[tweetmeme]Online videos are proving to be effective sales and marketing tools. One business that greatly benefited from online videos is Blendtec http://www.blendtec.com, a manufacturer and retailer of blenders.
Blendtec’s clever and imaginative use of videos through the series “Will It Blend?” boosted the profile and sales of this previously unknown brand. Their tongue-in-cheek videos featured items you’ve never imagined to be going up against the blender. Their “Will It Blend?” series of videos have blended items such as golf balls, plastic toys, marbles, iPods, and so on.
Blendtec was looking for a way to convey the strength of their blenders. They wanted to showcase that their blenders can handle most anything customers throw at it to chop, grind, blend, freeze, puree and others. They wanted to show consumers that their blender is not your regular machine.
The campaign started when the marketing director toured the manufacturing plant and noticed that the floor was littered with sawdust and wood shavings. He was told that those were not from a construction, but simply part of the tests CEO and inventor Tom Dickson regularly subjects the blenders to see their endurance, durability and power. That gave him the idea for a marketing campaign for Blendec:
When Wright learned of Dickson’s unusual quality-control technique, sirens started going off in his head. “I realized that with the right marketing,” Wright says, “we could make millions aware of this powerful blender. I wanted people to know this is not your regular machine.”
Wright took $50 and bought a lab coat, marbles, a rake, a six-pack of soda, a fast-food value meal, and golf balls.

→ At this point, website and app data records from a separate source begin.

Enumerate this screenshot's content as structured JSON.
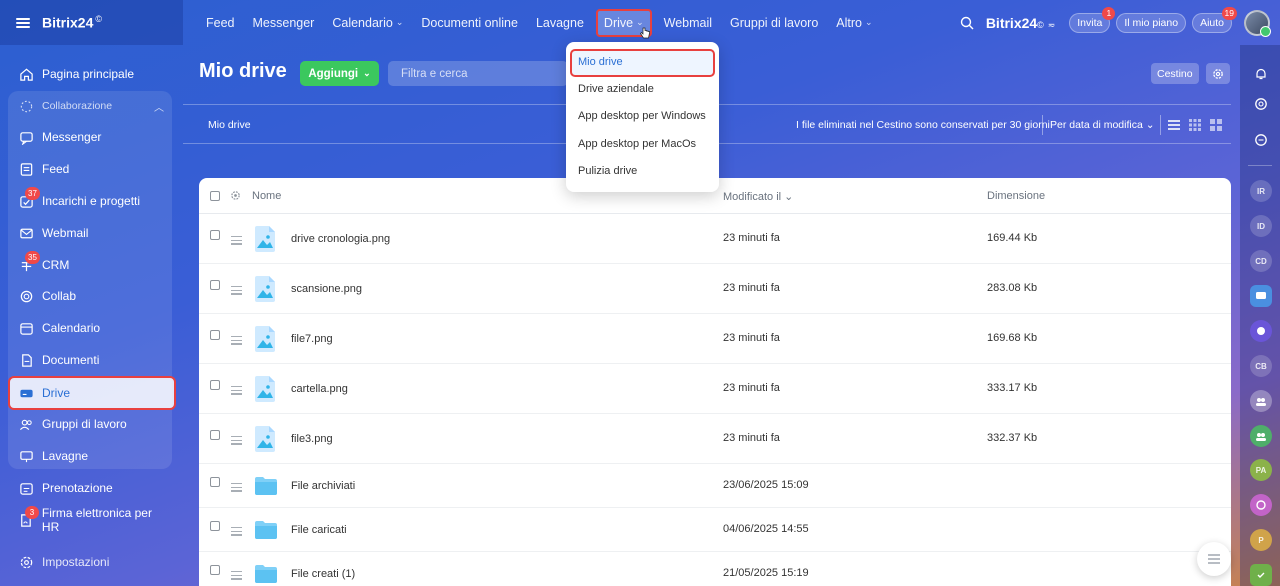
{
  "topbar": {
    "brand": "Bitrix24",
    "brand_mark": "©",
    "nav": [
      "Feed",
      "Messenger",
      "Calendario",
      "Documenti online",
      "Lavagne",
      "Drive",
      "Webmail",
      "Gruppi di lavoro",
      "Altro"
    ],
    "brand_right": "Bitrix24",
    "invite_label": "Invita",
    "invite_count": "1",
    "plan_label": "Il mio piano",
    "help_label": "Aiuto",
    "help_count": "19"
  },
  "sidebar": {
    "items": [
      {
        "label": "Pagina principale",
        "icon": "home-icon"
      },
      {
        "label": "Collaborazione",
        "icon": "collab-group-icon"
      },
      {
        "label": "Messenger",
        "icon": "chat-icon"
      },
      {
        "label": "Feed",
        "icon": "feed-icon"
      },
      {
        "label": "Incarichi e progetti",
        "icon": "tasks-icon",
        "badge": "37"
      },
      {
        "label": "Webmail",
        "icon": "mail-icon"
      },
      {
        "label": "CRM",
        "icon": "crm-icon",
        "badge": "35"
      },
      {
        "label": "Collab",
        "icon": "collab-icon"
      },
      {
        "label": "Calendario",
        "icon": "calendar-icon"
      },
      {
        "label": "Documenti",
        "icon": "document-icon"
      },
      {
        "label": "Drive",
        "icon": "drive-icon"
      },
      {
        "label": "Gruppi di lavoro",
        "icon": "group-icon"
      },
      {
        "label": "Lavagne",
        "icon": "board-icon"
      },
      {
        "label": "Prenotazione",
        "icon": "booking-icon"
      },
      {
        "label": "Firma elettronica per HR",
        "icon": "signature-icon",
        "badge": "3"
      },
      {
        "label": "Impostazioni",
        "icon": "settings-icon"
      }
    ]
  },
  "main": {
    "title": "Mio drive",
    "add_label": "Aggiungi",
    "filter_placeholder": "Filtra e cerca",
    "trash_label": "Cestino",
    "breadcrumb": "Mio drive",
    "trash_note": "I file eliminati nel Cestino sono conservati per 30 giorni",
    "sort_label": "Per data di modifica"
  },
  "dropdown": {
    "items": [
      "Mio drive",
      "Drive aziendale",
      "App desktop per Windows",
      "App desktop per MacOs",
      "Pulizia drive"
    ]
  },
  "table": {
    "headers": {
      "name": "Nome",
      "modified": "Modificato il",
      "size": "Dimensione"
    },
    "rows": [
      {
        "name": "drive cronologia.png",
        "modified": "23 minuti fa",
        "size": "169.44 Kb",
        "type": "image"
      },
      {
        "name": "scansione.png",
        "modified": "23 minuti fa",
        "size": "283.08 Kb",
        "type": "image"
      },
      {
        "name": "file7.png",
        "modified": "23 minuti fa",
        "size": "169.68 Kb",
        "type": "image"
      },
      {
        "name": "cartella.png",
        "modified": "23 minuti fa",
        "size": "333.17 Kb",
        "type": "image"
      },
      {
        "name": "file3.png",
        "modified": "23 minuti fa",
        "size": "332.37 Kb",
        "type": "image"
      },
      {
        "name": "File archiviati",
        "modified": "23/06/2025 15:09",
        "size": "",
        "type": "folder"
      },
      {
        "name": "File caricati",
        "modified": "04/06/2025 14:55",
        "size": "",
        "type": "folder"
      },
      {
        "name": "File creati (1)",
        "modified": "21/05/2025 15:19",
        "size": "",
        "type": "folder"
      }
    ]
  },
  "rail": {
    "initials": [
      "IR",
      "ID",
      "CD",
      "CB",
      "PA",
      "P"
    ]
  },
  "colors": {
    "accent": "#2a6fd4",
    "add_button": "#3bc85e",
    "badge": "#f04949",
    "highlight": "#e8403f"
  }
}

He tossed the coat to Dickson, put him in front of a camera, and asked him to blend the purchases.
Blendtec masterfully called the campaign “Will it Blend?” Launched in 2006, the campaign featured their CEO in a lab coat to showcase the toughness of their blenders. They proceeded to create videos showing their blenders crushing the unlikeliest of objects.
Within five days of posting their first video campaign on Youtube and in their website, the video showing a blender crushing a golf ball was viewed more than a million times. Since then, the company has uploaded 106 videos in their Youtube channel, which have been viewed more than 157 million times. They have also created a site called WillItBlend.com http://www.willitblend.com/ that houses their videos, with links to their main product site.
Impact of Videos on Blendtec
The campaign worked because they kept the idea simple: blend anything. It intrigued and wowed the viewers, who may not have expected that a blender can actually grind iPhones, apple pies or hockey pucks.
The CEO as a pitchman also worked well. Dickson is engaging, natural in front of the camera and totally relatable. He gives Blendtec a human face.
The company also listened to feedback from customers on what they want to see blended. They engage with followers on Twitter, Facebook and their site WillItBlend.com has a section asking visitors for suggestions on what they want to see blended.
The Blendtec video campaign has been successful in increasing brand awareness and sales. Reports indicate that the viral video campaign boosted retail sales of Blendtec by as much as over 700%.
In addition, the videos created another revenue stream for Blendtec. They now charge other companies that want their products blended and featured in the Blendtec videos.